Stories abound, with Spring inspired optimism, about how property prices have turned the corner. And the Chancellor, apparently, is going to predict that the recession will be over by October. Note, however, this is from the same political team in the Telegraph, now notorious for failing to help the government bury the biggest sleaze scandal of recent years.
On house prices, think if you own one, could you afford your own house if you were starting out today? Could somebody like you bought it afford to buy it today? If the answer isn't yes to both, then house prices are clearly unsustainable. There might indeed be a Spring bounce. The only question though is when they'll fall another 25%, not whether.
Yesterday, BT announced another 10,000 job cuts. And that's just a single item in a single day's news. What will happen to house prices as unemployment soars towards three million plus, as most expect it to?
Over the worst? My arse.
When asked by a journalist what would make the G20 a success, Brown replied, "that you report it as a success". To many bloggers, that was interpreted cynically. That is, that Brown merely thought that the appearance of success was all that mattered. I don't take this view. I think it shows how little he understands about the economy: he thinks it is merely a matter of confidence in the markets and all will be right again; he thinks that fundamentals (borrowing, trade balance, money supply) don't really matter or, if they do, they are a function of confidence, rather than the other way round. In a way, this is precisely what he thinks about everything in politics: it's all about the people. If you can bully them into parroting your line then everything will be ok.
The trouble is that this is only true in the short term. In the long term reality rears its ugly head, as it is increasingly doing.
Italy has gone into a recession from which it will NEVER recover. Ditto Japan. (Both countries have catastrophic declines in population that have already gone beyond the point of no return and, fundamentally, the size of the economy is a multiple of the number of people you have.) France, has more Muslims of fighting age than ethnic Caucasians. They will be a minority in their own country within a generation. Alas, the Muslims have a economic benefit one tenth of a Frenchman's. What will that do to France's GDP as the baby boomers retire? Is Germany, itself running out of people, going to tie itself into this death pact and bail out Eastern Europe (themselves denuded of their most productive people who've emigrated to the UK and elsewhere) and the PIGS (Portugal, Italy, Greece and Spain)? If it gives them loans, how on earth does it think they'll be repaid as the productive element in these populations collapses? All across Europe, politicians are focussing on the appearance of success, rather than the reality. No wonder they all agreed at the G20.

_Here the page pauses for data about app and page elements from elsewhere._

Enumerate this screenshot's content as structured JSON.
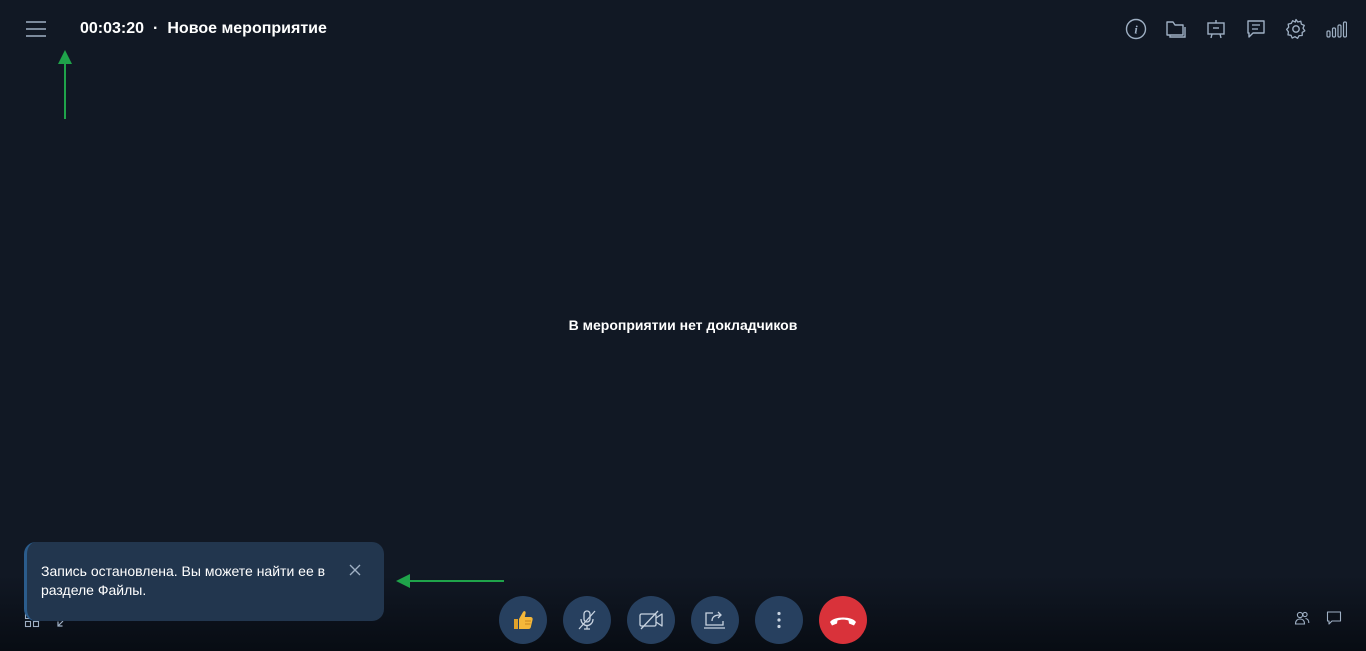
{
  "header": {
    "timer": "00:03:20",
    "separator": "·",
    "event_title": "Новое мероприятие"
  },
  "top_icons": [
    "info-icon",
    "folder-icon",
    "presentation-icon",
    "chat-list-icon",
    "gear-icon",
    "signal-icon"
  ],
  "main": {
    "empty_message": "В мероприятии нет докладчиков"
  },
  "toast": {
    "message": "Запись остановлена. Вы можете найти ее в разделе Файлы."
  },
  "controls": [
    "thumbs-up-icon",
    "mic-off-icon",
    "camera-off-icon",
    "share-screen-icon",
    "more-icon",
    "hangup-icon"
  ],
  "colors": {
    "background": "#111824",
    "control_bg": "#27405f",
    "hangup": "#d9323a",
    "toast_bg": "#22364e",
    "annotation_arrow": "#1fa34a"
  }
}
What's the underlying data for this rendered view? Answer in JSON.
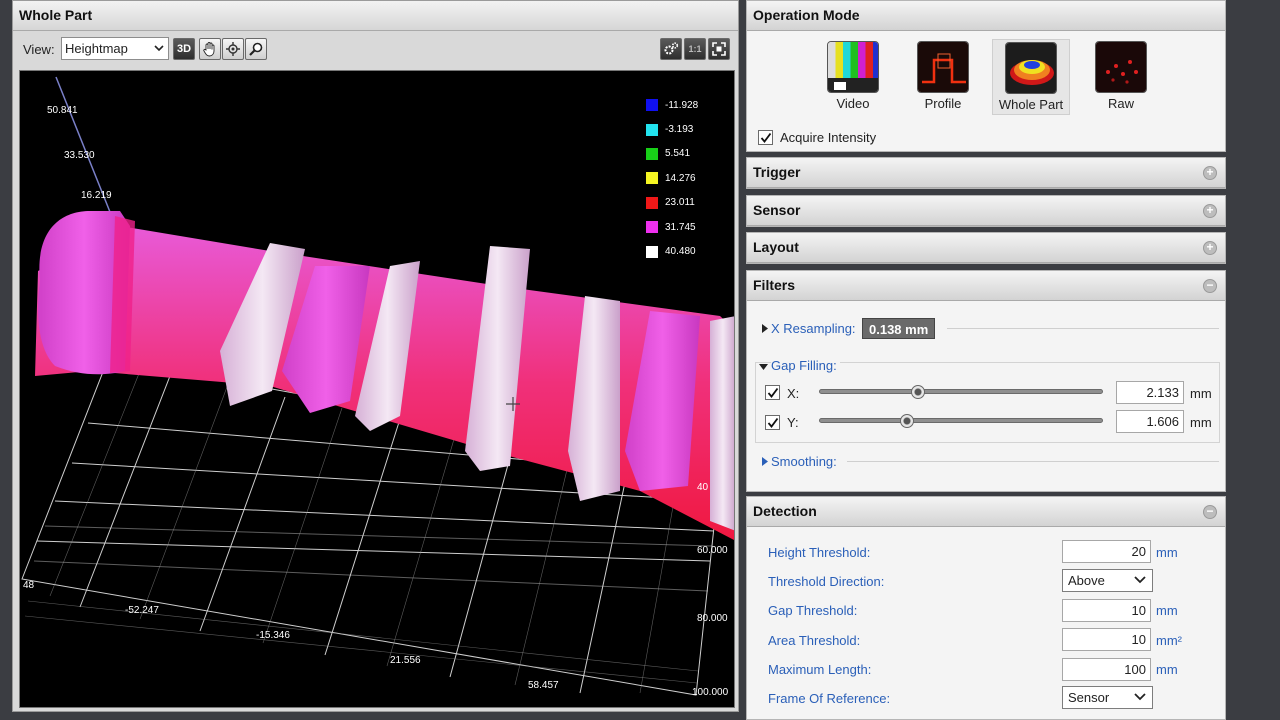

My prediction: there will be yet another huge war in Europe within 10 years, as con trick by our politicians become increasingly difficult to perpetuate. Brown's sleaze shows how desperate it has already got. Europe has been rotting from within for decades. When the final collapse comes it will be sudden and violent.